information sufficient to persuade a reasonable person that
probable cause exists to conduct a search. The standard for
evaluating a search warrant is a 'totality of the
circumstances' test as set forth in Illinois v.
Gates, 462 U.S. 213, 103 S.Ct. 2317, 76 L.Ed.2d 527
(1983), and adopted in Commonwealth v. Gray, 509 Pa.
476, 503 A.2d 921 (1985).
Commonwealth v. Rapak, 2016 PA Super 94, at *3 (Pa.
Super. 2016), quoting Commonwealth v. Ryerson, 817
A.2d 510, 513-14 (Pa.Super.2003) (quotation omitted).
Probable cause does not demand the certainty we associate
with formal trials. Rather, a determination of probable cause
requires only that the totality of the circumstances
demonstrates a fair probability that contraband or evidence
of a crime will be found in a particular place. Thus, where
the evidence available to police consists of an anonymous
tip, probable cause may be established upon corroboration of
major portions of the information provided by the tip.
Similarly, where the evidence consists of the allegations of
a police informant who has not previously provided
information, probable cause requires only corroboration of
principal elements of information not publicly available. As
recognized by the [U.S. Supreme] Court in [Illinois
v.] Gates, [462 U.S. 213 (1983), ] "[i]t
is enough, for purposes of assessing probable cause, that
'[c]orroboration through other sources of information
reduced the chances of a reckless or prevaricating tale,
' thus providing 'a substantial basis for crediting
Commonwealth v. Otterson, 947 A.2d 1239, 1244-45
(Pa. Super. 2008), quoting Commonwealth v. Brown,
924 A.2d 1283, 1286-87 (Pa. Super. 2007) (citations and
quotation marks omitted).
relevant portion of the Officer Hoover's affidavit of
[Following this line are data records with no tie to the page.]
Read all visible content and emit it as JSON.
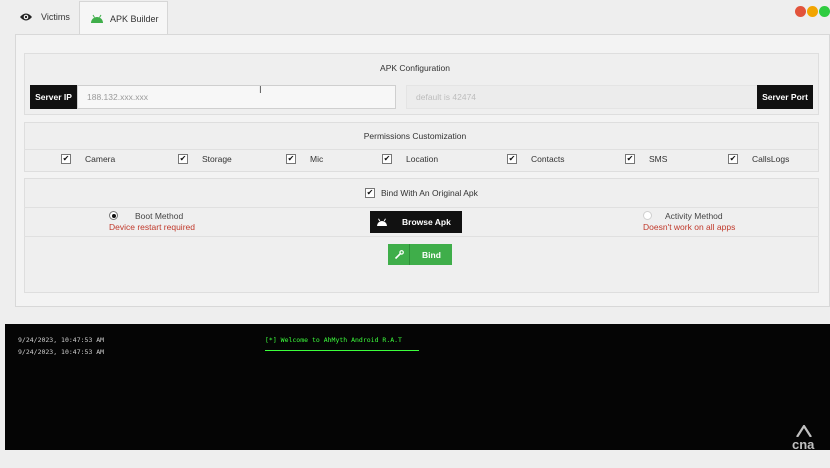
{
  "tabs": [
    {
      "label": "Victims",
      "icon": "eye-icon",
      "active": false
    },
    {
      "label": "APK Builder",
      "icon": "android-icon",
      "active": true
    }
  ],
  "window_controls": {
    "colors": [
      "#e2533b",
      "#f2a400",
      "#2ecc40"
    ]
  },
  "apk_config": {
    "title": "APK Configuration",
    "server_ip_label": "Server IP",
    "server_ip_value": "188.132.xxx.xxx",
    "server_port_placeholder": "default is 42474",
    "server_port_label": "Server Port"
  },
  "permissions": {
    "title": "Permissions Customization",
    "items": [
      {
        "label": "Camera",
        "checked": true
      },
      {
        "label": "Storage",
        "checked": true
      },
      {
        "label": "Mic",
        "checked": true
      },
      {
        "label": "Location",
        "checked": true
      },
      {
        "label": "Contacts",
        "checked": true
      },
      {
        "label": "SMS",
        "checked": true
      },
      {
        "label": "CallsLogs",
        "checked": true
      }
    ]
  },
  "bind": {
    "checkbox_label": "Bind With An Original Apk",
    "boot_method": {
      "label": "Boot Method",
      "note": "Device restart required",
      "selected": true
    },
    "browse_label": "Browse Apk",
    "activity_method": {
      "label": "Activity Method",
      "note": "Doesn't work on all apps",
      "selected": false
    },
    "bind_label": "Bind"
  },
  "console": {
    "timestamps": [
      "9/24/2023, 10:47:53 AM",
      "9/24/2023, 10:47:53 AM"
    ],
    "welcome": "[*] Welcome to AhMyth Android R.A.T"
  },
  "watermark": {
    "text": "cna"
  },
  "colors": {
    "accent_green": "#3fae4a",
    "note_red": "#c0392b",
    "console_green": "#3cff3c"
  }
}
probable cause provided as follows:
On June 16, 2014 I met with a reliable confidential informant
who advised they were inside 1110 Pleasant Grove Road, Red
Lion, PA 17356 located in Windsor Township of York County
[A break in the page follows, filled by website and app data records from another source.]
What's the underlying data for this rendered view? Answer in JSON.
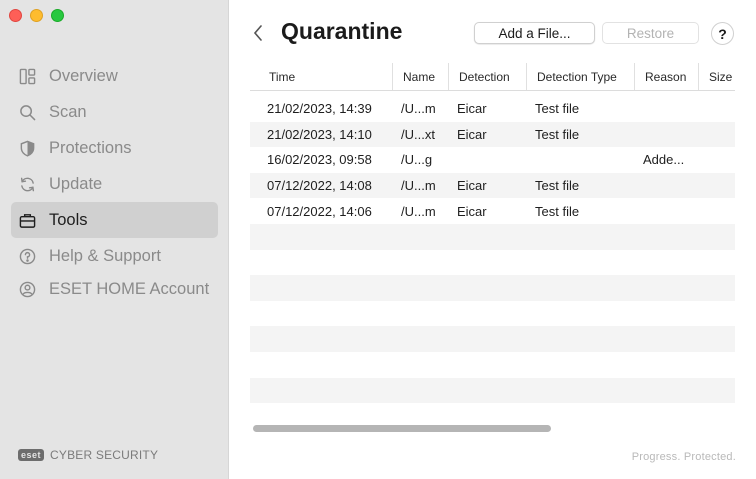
{
  "sidebar": {
    "items": [
      {
        "label": "Overview",
        "icon": "overview-icon"
      },
      {
        "label": "Scan",
        "icon": "search-icon"
      },
      {
        "label": "Protections",
        "icon": "shield-icon"
      },
      {
        "label": "Update",
        "icon": "refresh-icon"
      },
      {
        "label": "Tools",
        "icon": "briefcase-icon",
        "active": true
      },
      {
        "label": "Help & Support",
        "icon": "question-circle-icon"
      },
      {
        "label": "ESET HOME Account",
        "icon": "user-circle-icon"
      }
    ],
    "brand_logo": "eset",
    "brand_text": "CYBER SECURITY"
  },
  "header": {
    "title": "Quarantine",
    "add_file_label": "Add a File...",
    "restore_label": "Restore",
    "help_label": "?"
  },
  "table": {
    "columns": [
      "Time",
      "Name",
      "Detection",
      "Detection Type",
      "Reason",
      "Size"
    ],
    "rows": [
      {
        "time": "21/02/2023, 14:39",
        "name": "/U...m",
        "detection": "Eicar",
        "detection_type": "Test file",
        "reason": ""
      },
      {
        "time": "21/02/2023, 14:10",
        "name": "/U...xt",
        "detection": "Eicar",
        "detection_type": "Test file",
        "reason": ""
      },
      {
        "time": "16/02/2023, 09:58",
        "name": "/U...g",
        "detection": "",
        "detection_type": "",
        "reason": "Adde..."
      },
      {
        "time": "07/12/2022, 14:08",
        "name": "/U...m",
        "detection": "Eicar",
        "detection_type": "Test file",
        "reason": ""
      },
      {
        "time": "07/12/2022, 14:06",
        "name": "/U...m",
        "detection": "Eicar",
        "detection_type": "Test file",
        "reason": ""
      }
    ]
  },
  "footer": {
    "tagline": "Progress. Protected."
  },
  "colors": {
    "sidebar_bg": "#e4e4e4",
    "active_item_bg": "#d0d0d0",
    "row_alt": "#f4f4f4"
  }
}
within the past 72 hours. While in the residence, the
informant stated [he] observed marijuana packaged for sale,
multiple marijuana plants growing, and growing accessories
such as growing tools, soil, a humidifier and a grow tent.
This informant advised a [white male] named Timothy Manuel
lives in the residence.
The informant should be considered reliable due to the fact
that [he has] provided police with information that has led
to a felony drug arrest that is currently pending in the York
County Court system. This informant is familiar with what
marijuana looks like and how it is packaged in York County.
I ran a check through PENN DOT and observed Timothy Manuel
lists the address 1110 Pleasant Grove Road, Red Lion, PA
17356 as his residence. On 6/16/14 I viewed a red Mitsubishi
parked in the driveway of 1110 Pleasant Grove Road. The
vehicle is registered to Charles Manuel of 1110 Pleasant
Grove Road, Red Lion, PA 17356.
Based on the totality of the above circumstances, I know
through training and experience that narcotics dealers will
commonly use a location such as a dwelling to store or
"stash" larger quantities of narcotics, packaging,
material, and proceeds in order to protect their product(s)
and proceeds and to evade law enforcement. Based on my
training and experience, I know that narcotics dealers will
commonly keep a portion of their product and weapons on their
person. Therefore, I request to search all persons present
for officer safety reasons and to protect the destruction of
I believe that the premise known as 1110 Pleasant Grove Rd.
in Windsor Township[ i]s being utilized to grow, store,
package, and prepare marijuana for the purpose of street
level sales. Therefore, I ask for the issuance of a search
and seizure warrant for the ...